Anastasia said...

I wonder whether the authors in question actually intended to portray ordinary things in ordinary ways or instead simply made the mistake of believing their portrayals extraordinary.

I also think of the ending to Jhumpa Lahiri's "Third and Final Continent," a story that succeeds so tremendously at describing the strangeness in the everyday. You have to read the story to get the full effect, but that word "ordinary" at the very end always sends shivers down my spine:

I know that my achievement is quite ordinary. I am not the only man to seek his fortune far from home, and certainly I am not the first. Still, there are times I am bewildered by each mile I have traveled, each meal I have eaten, each person I have known, each room in which I have slept. As ordinary as it all appears, there are times when it is beyond my imagination.

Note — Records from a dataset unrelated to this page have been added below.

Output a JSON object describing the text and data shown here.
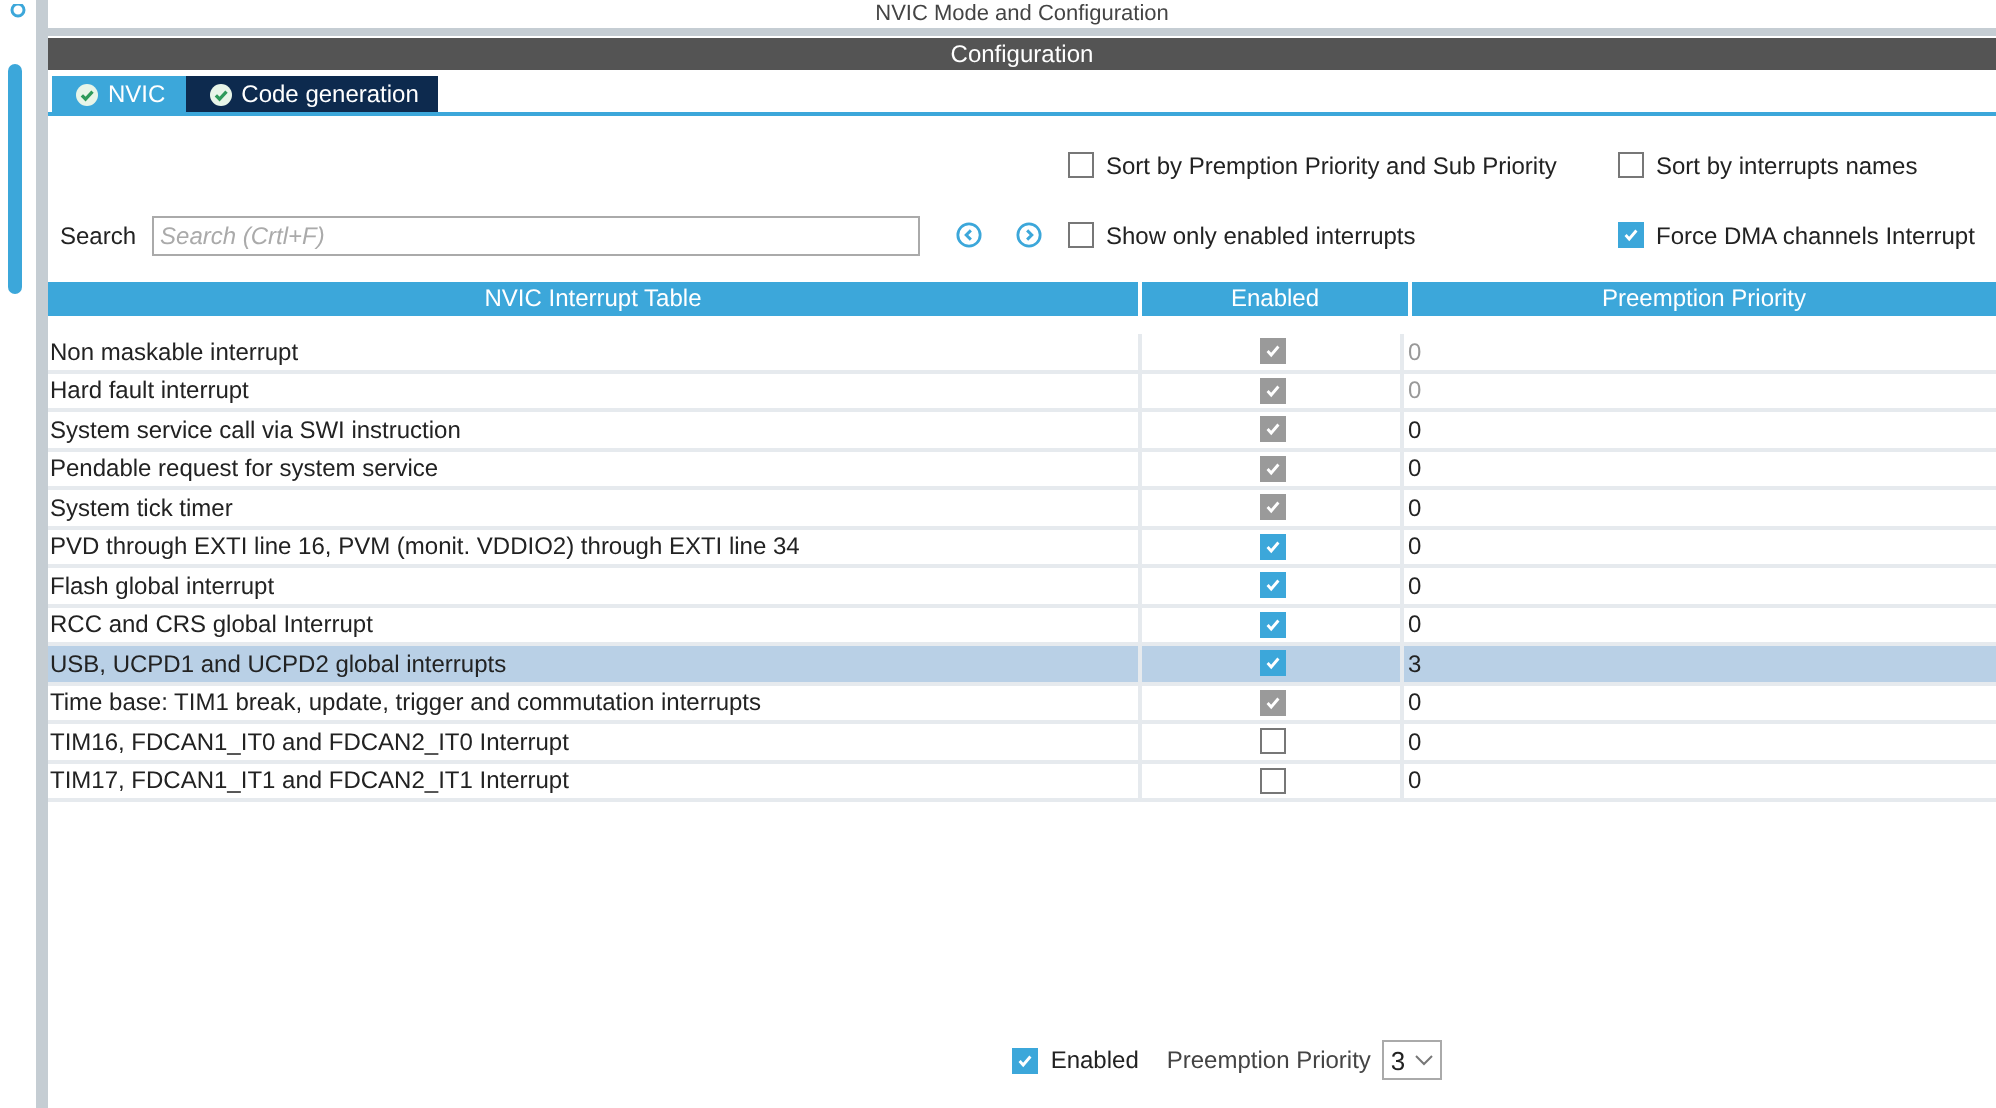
{
  "window": {
    "title": "NVIC Mode and Configuration"
  },
  "section_title": "Configuration",
  "tabs": [
    {
      "label": "NVIC",
      "selected": true
    },
    {
      "label": "Code generation",
      "selected": false
    }
  ],
  "search": {
    "label": "Search",
    "placeholder": "Search (Crtl+F)"
  },
  "options": [
    {
      "label": "Sort by Premption Priority and Sub Priority",
      "checked": false
    },
    {
      "label": "Sort by interrupts names",
      "checked": false
    },
    {
      "label": "Show only enabled interrupts",
      "checked": false
    },
    {
      "label": "Force DMA channels Interrupt",
      "checked": true
    }
  ],
  "table": {
    "columns": [
      "NVIC Interrupt Table",
      "Enabled",
      "Preemption Priority"
    ],
    "rows": [
      {
        "name": "Non maskable interrupt",
        "enabled": true,
        "disabled": true,
        "priority": "0",
        "priority_disabled": true,
        "selected": false
      },
      {
        "name": "Hard fault interrupt",
        "enabled": true,
        "disabled": true,
        "priority": "0",
        "priority_disabled": true,
        "selected": false
      },
      {
        "name": "System service call via SWI instruction",
        "enabled": true,
        "disabled": true,
        "priority": "0",
        "priority_disabled": false,
        "selected": false
      },
      {
        "name": "Pendable request for system service",
        "enabled": true,
        "disabled": true,
        "priority": "0",
        "priority_disabled": false,
        "selected": false
      },
      {
        "name": "System tick timer",
        "enabled": true,
        "disabled": true,
        "priority": "0",
        "priority_disabled": false,
        "selected": false
      },
      {
        "name": "PVD through EXTI line 16, PVM (monit. VDDIO2) through EXTI line 34",
        "enabled": true,
        "disabled": false,
        "priority": "0",
        "priority_disabled": false,
        "selected": false
      },
      {
        "name": "Flash global interrupt",
        "enabled": true,
        "disabled": false,
        "priority": "0",
        "priority_disabled": false,
        "selected": false
      },
      {
        "name": "RCC and CRS global Interrupt",
        "enabled": true,
        "disabled": false,
        "priority": "0",
        "priority_disabled": false,
        "selected": false
      },
      {
        "name": "USB, UCPD1 and UCPD2 global interrupts",
        "enabled": true,
        "disabled": false,
        "priority": "3",
        "priority_disabled": false,
        "selected": true
      },
      {
        "name": "Time base: TIM1 break, update, trigger and commutation interrupts",
        "enabled": true,
        "disabled": true,
        "priority": "0",
        "priority_disabled": false,
        "selected": false
      },
      {
        "name": "TIM16, FDCAN1_IT0 and FDCAN2_IT0 Interrupt",
        "enabled": false,
        "disabled": false,
        "priority": "0",
        "priority_disabled": false,
        "selected": false
      },
      {
        "name": "TIM17, FDCAN1_IT1 and FDCAN2_IT1 Interrupt",
        "enabled": false,
        "disabled": false,
        "priority": "0",
        "priority_disabled": false,
        "selected": false
      }
    ]
  },
  "footer": {
    "enabled": {
      "label": "Enabled",
      "checked": true
    },
    "priority_label": "Preemption Priority",
    "priority_value": "3"
  }
}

rmellis said...

Actually, after some more thought, I think what you're talking about is a literary tic more than anything else -- a way of reaching 400 manuscript pages. "Pam sat on the sofa, ran her hands over its nubbly, yet somehow smooth, texture, and thought about the time she and Brian drove to the Ikea in Northport to buy it. The sun shone down on their Ford Prurient that day, and the wheels of their car hummed and sang and said to them, "Buy! Buy!" etc etc blah blah blah. Or maybe, "Joan sliced the pears with her special blue-handled knife, the one Karta gave her for her birthday that year, and the blade slid through the soft, sweet pale flesh, and the juice ran out and covered her fingers as she placed the slices on the plate with the tiny green flowers on it as she thought about the time she saw......."

It's like the literature's high-fructose corn syrup.

max said...

"ordinariness is not interesting"
"The proper aim of 'ordinary life' fiction is not, in fact, to show just how very very wonderful it is to be ordinary"
"life is bizarre, no matter how conventional it thinks it is"
Connell's Bridge novels chronicled the life of very "ordinary" people. Two of a hundred possible examples of how interesting the ordinary is -- because real people are interesting. (And don't claim that everything good is "bizarre," because that's not playing fair.)
Can you name one modern novel that showed "just how very very wonderful it is to be ordinary"?
But this post is really about one thing -- the bizarre premises and characters prevalent in modern fiction. It's often no more than a gimmick. (Think Palahniuk -- or Nicholson's indulgences.)
Of Saunders' "Bohemians" I wrote: "A blast of buckshot. Bizarreness flying everywhere. The people, the situations -- all bizarre. And that’s it. No evocation of childhood, no revealing of character, no point."
"Sea Oak" was bizarre too, but had a moral purpose and presented a view of life -- it had substance. I have a feeling Saunders knows the difference between the two works.
The outstanding stories in the 2008 Best were about real people: Munro's "Silence" and Reddi's "Justice Shiva Ram Murthy." Both by older people.
Maybe it's a generational thing.